Framed vs. Inflatable Pontoon??

I am looking into purchasing a pontoon boat for the first time. Ideally it will be adequate for lake, river and salt fishing.

I was originally thinking frameless, as I do not have much space for starage and transport would be optimal. But, I have heard that frameless pontoons can be a safety issue on the rivers around here, even during the summer. I have been told that without the rigidity of a framed pontoon, i may have issues navigating some sections.

I thought i should reach out and ask for more opinions???



Active Member
The weakness with frameless boats are their oar mounts. I've had 2 units fail, currently working on having a solid metal piece made instead of the plastic ones. Other than that they're great for transporting and storage!


Not to be confused with Freestone
I really like my Bucks Southfork. It's only about 52lbs and handles well on all the waters I've been on. The frameless ones I've looked at just don't seem as river reliable to me.


Well-Known Member
I have a Watermaster. It is frameless. I've floated the Sol Duc and Dean Rivers twice each and a host of less difficult rivers with no issues. It's true that you can't reef on the oars like you might do on a 14 foot white water raft with rowing frame or a drift boat equipped with heavy duty aluminum or fiberglass oars. The standard oars, with their 3" ferrule, won't take excessive strain. Heavy duty versions are available, and I've thought about getting them, but am concerned that could make the oarlocks the weakest link, and they are harder to service in the field.

The upshot is that unless run the wildest rivers and can't put less than 300 pound-foot of torque on your oars, a frameless one-man raft can probably successfully take on more difficult water than you can.

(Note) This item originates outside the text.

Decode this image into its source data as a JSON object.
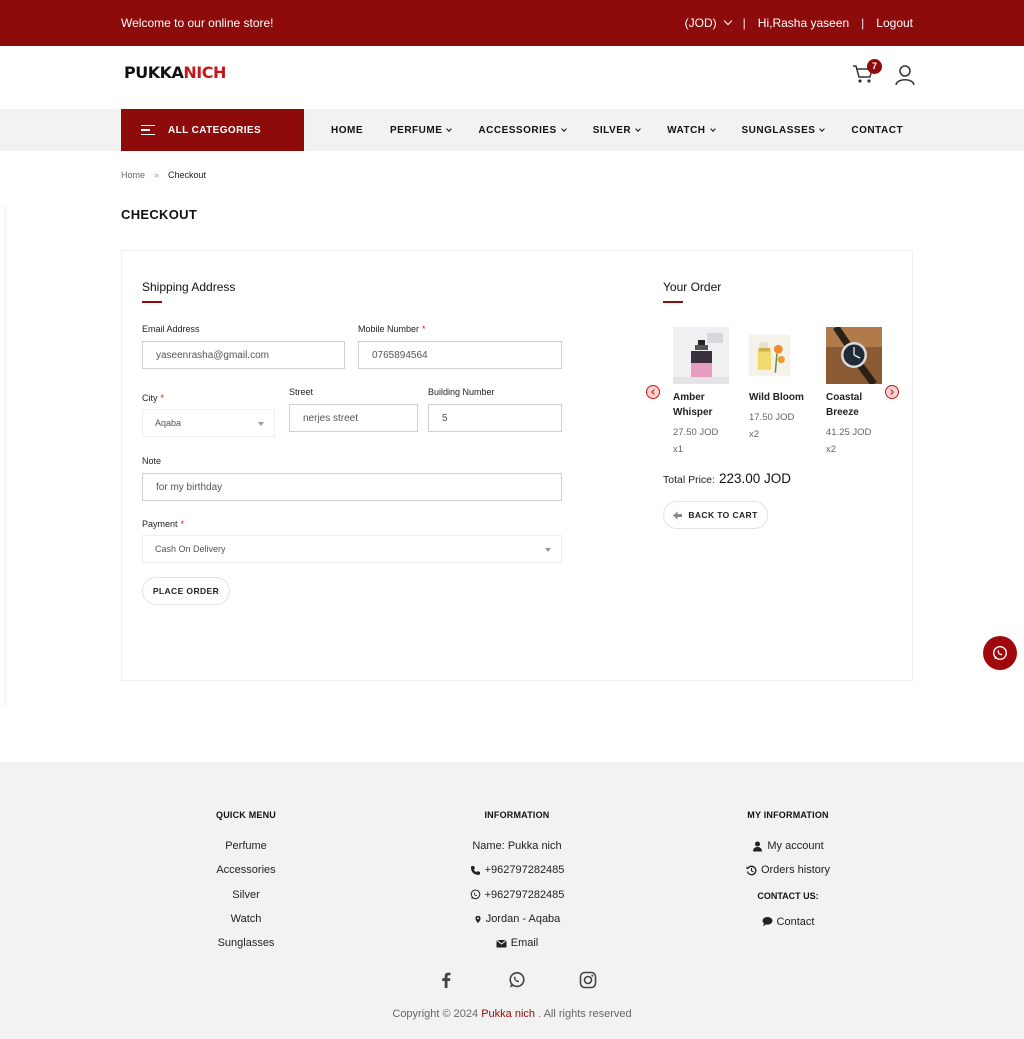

Active Member
Try to get access to a Watermaster through this site's gear program and take it out to Rattlesnake Lake for a day. If you arrange with us in advance, we'll meet you at the lake and you can try one of our framed pontoon boats and you can try them both out on the same day and maybe catch some fish at the same time. That is what I call a win-win!
I have had Southforks for years. I fish the snot out of them and the reliability is great. I can easily get on in a standard pickup bed by taking some air out of the pontoons and I could even carry one in a Ford Explorer by deflating the pontoons. I also note a lot of them on car top carriers.

I really do thing you get a lot more durability and strength in a frame boat. This makes them more useful in the wide variety of environments you mentioned. I would certainly rather be in one when the wind comes up and you have to row home.